(Dataset rows for apps and sites)
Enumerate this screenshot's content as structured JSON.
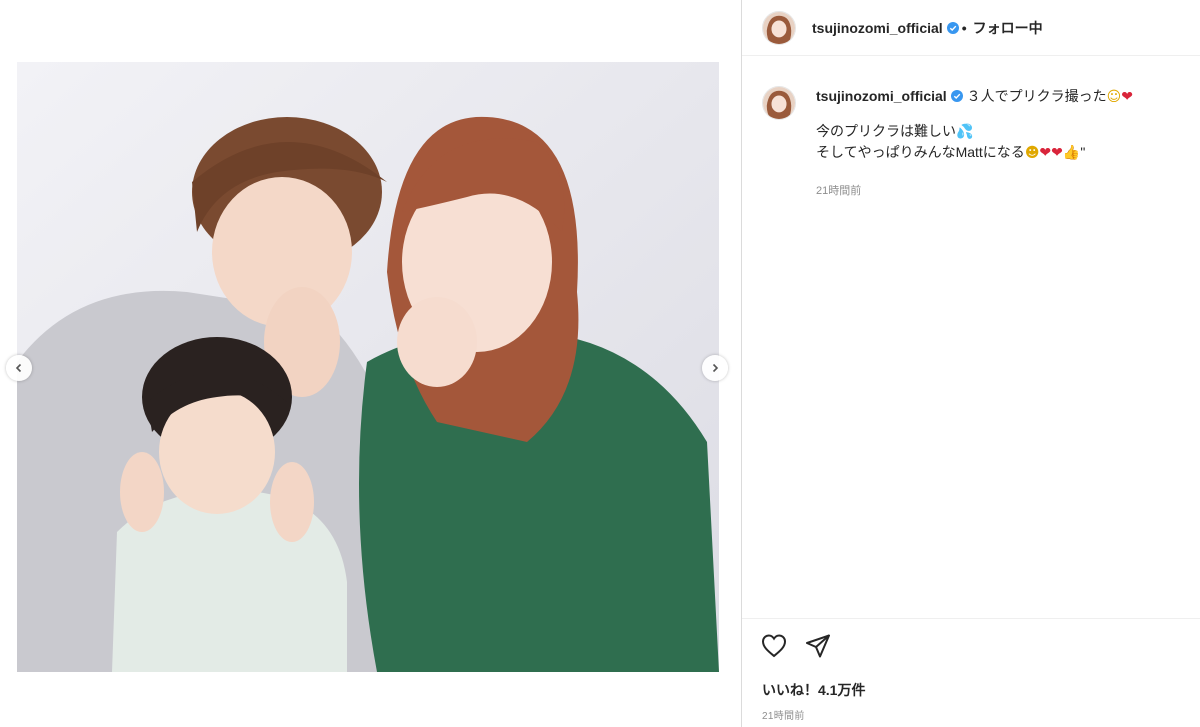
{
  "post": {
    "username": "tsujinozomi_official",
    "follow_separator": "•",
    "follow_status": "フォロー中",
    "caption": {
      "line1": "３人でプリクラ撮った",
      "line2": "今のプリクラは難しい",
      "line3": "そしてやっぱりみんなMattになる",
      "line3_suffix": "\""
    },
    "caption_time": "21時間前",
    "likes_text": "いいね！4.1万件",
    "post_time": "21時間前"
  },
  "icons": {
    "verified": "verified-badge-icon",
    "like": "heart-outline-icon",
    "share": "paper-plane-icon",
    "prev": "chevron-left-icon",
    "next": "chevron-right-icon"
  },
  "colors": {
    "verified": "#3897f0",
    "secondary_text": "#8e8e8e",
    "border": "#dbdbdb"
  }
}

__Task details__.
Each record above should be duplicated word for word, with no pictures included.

__Output for this exercise__.
Enumerate this screenshot's content as structured JSON.
{
  "post": {
    "username": "tsujinozomi_official",
    "follow_separator": "•",
    "follow_status": "フォロー中",
    "caption": {
      "line1": "３人でプリクラ撮った",
      "line2": "今のプリクラは難しい",
      "line3": "そしてやっぱりみんなMattになる",
      "line3_suffix": "\""
    },
    "caption_time": "21時間前",
    "likes_text": "いいね！4.1万件",
    "post_time": "21時間前"
  },
  "icons": {
    "verified": "verified-badge-icon",
    "like": "heart-outline-icon",
    "share": "paper-plane-icon",
    "prev": "chevron-left-icon",
    "next": "chevron-right-icon"
  },
  "colors": {
    "verified": "#3897f0",
    "secondary_text": "#8e8e8e",
    "border": "#dbdbdb"
  }
}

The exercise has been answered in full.